Stephen Castles

Department of Sociology and Social Policy,

University of Sydney

Rm 243c, Transient Building, F12

NSW 2006 Australia

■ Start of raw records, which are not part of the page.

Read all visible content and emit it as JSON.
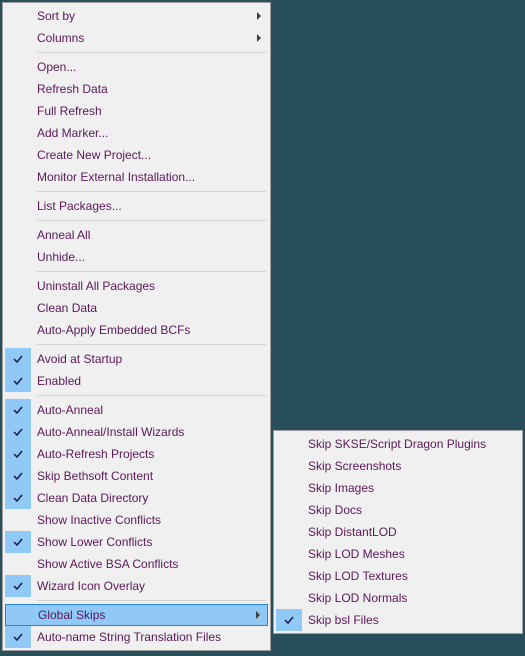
{
  "main_menu": {
    "groups": [
      [
        {
          "label": "Sort by",
          "submenu": true
        },
        {
          "label": "Columns",
          "submenu": true
        }
      ],
      [
        {
          "label": "Open..."
        },
        {
          "label": "Refresh Data"
        },
        {
          "label": "Full Refresh"
        },
        {
          "label": "Add Marker..."
        },
        {
          "label": "Create New Project..."
        },
        {
          "label": "Monitor External Installation..."
        }
      ],
      [
        {
          "label": "List Packages..."
        }
      ],
      [
        {
          "label": "Anneal All"
        },
        {
          "label": "Unhide..."
        }
      ],
      [
        {
          "label": "Uninstall All Packages"
        },
        {
          "label": "Clean Data"
        },
        {
          "label": "Auto-Apply Embedded BCFs"
        }
      ],
      [
        {
          "label": "Avoid at Startup",
          "checked": true
        },
        {
          "label": "Enabled",
          "checked": true
        }
      ],
      [
        {
          "label": "Auto-Anneal",
          "checked": true
        },
        {
          "label": "Auto-Anneal/Install Wizards",
          "checked": true
        },
        {
          "label": "Auto-Refresh Projects",
          "checked": true
        },
        {
          "label": "Skip Bethsoft Content",
          "checked": true
        },
        {
          "label": "Clean Data Directory",
          "checked": true
        },
        {
          "label": "Show Inactive Conflicts"
        },
        {
          "label": "Show Lower Conflicts",
          "checked": true
        },
        {
          "label": "Show Active BSA Conflicts"
        },
        {
          "label": "Wizard Icon Overlay",
          "checked": true
        }
      ],
      [
        {
          "label": "Global Skips",
          "submenu": true,
          "selected": true
        },
        {
          "label": "Auto-name String Translation Files",
          "checked": true
        }
      ]
    ]
  },
  "sub_menu": {
    "items": [
      {
        "label": "Skip SKSE/Script Dragon Plugins"
      },
      {
        "label": "Skip Screenshots"
      },
      {
        "label": "Skip Images"
      },
      {
        "label": "Skip Docs"
      },
      {
        "label": "Skip DistantLOD"
      },
      {
        "label": "Skip LOD Meshes"
      },
      {
        "label": "Skip LOD Textures"
      },
      {
        "label": "Skip LOD Normals"
      },
      {
        "label": "Skip bsl Files",
        "checked": true
      }
    ]
  }
}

International migration presents important challenges for new immigration countries like South Korea. This paper examines how international migration is linked to broader processes of social transformation that arise through neo-liberal globalisation, and argues that migration theory should be a significant element of broader social theory. The paper arises from the Social Transformation and International Migration (STIM) Project, currently being carried out at the University of Sydney. The STIM Project includes fieldwork in South Korea, Turkey, Mexico and Australia. Its staring point is the Karl Polanyi’s theory of the ‘great transformation’ of European societies through the industrial revolutions of the 18th and 19th century. The STIM project follows a number of prominent social scientists in seeking to apply this theoretical model to the social transforrmations brought about by contemporary neo-liberal globalisation. The paper goes on to discuss the specific forms of social transformation that have taken place in east and Southeast Asia since the 1970s. International migration currently creates a major dilemma for Asian societies: economic and demographic forces make recruitment of migrant workers and other forms of migration (including marriage migration) important for; but also leads to fears of loss of ethnic homogeneity and national identity. Asian governments need to work out strategies for managing these contradictions. These will only succeed if they are based on understanding of the forces that drive migration and on a long-term strategy with regard to issues of diversity and identity.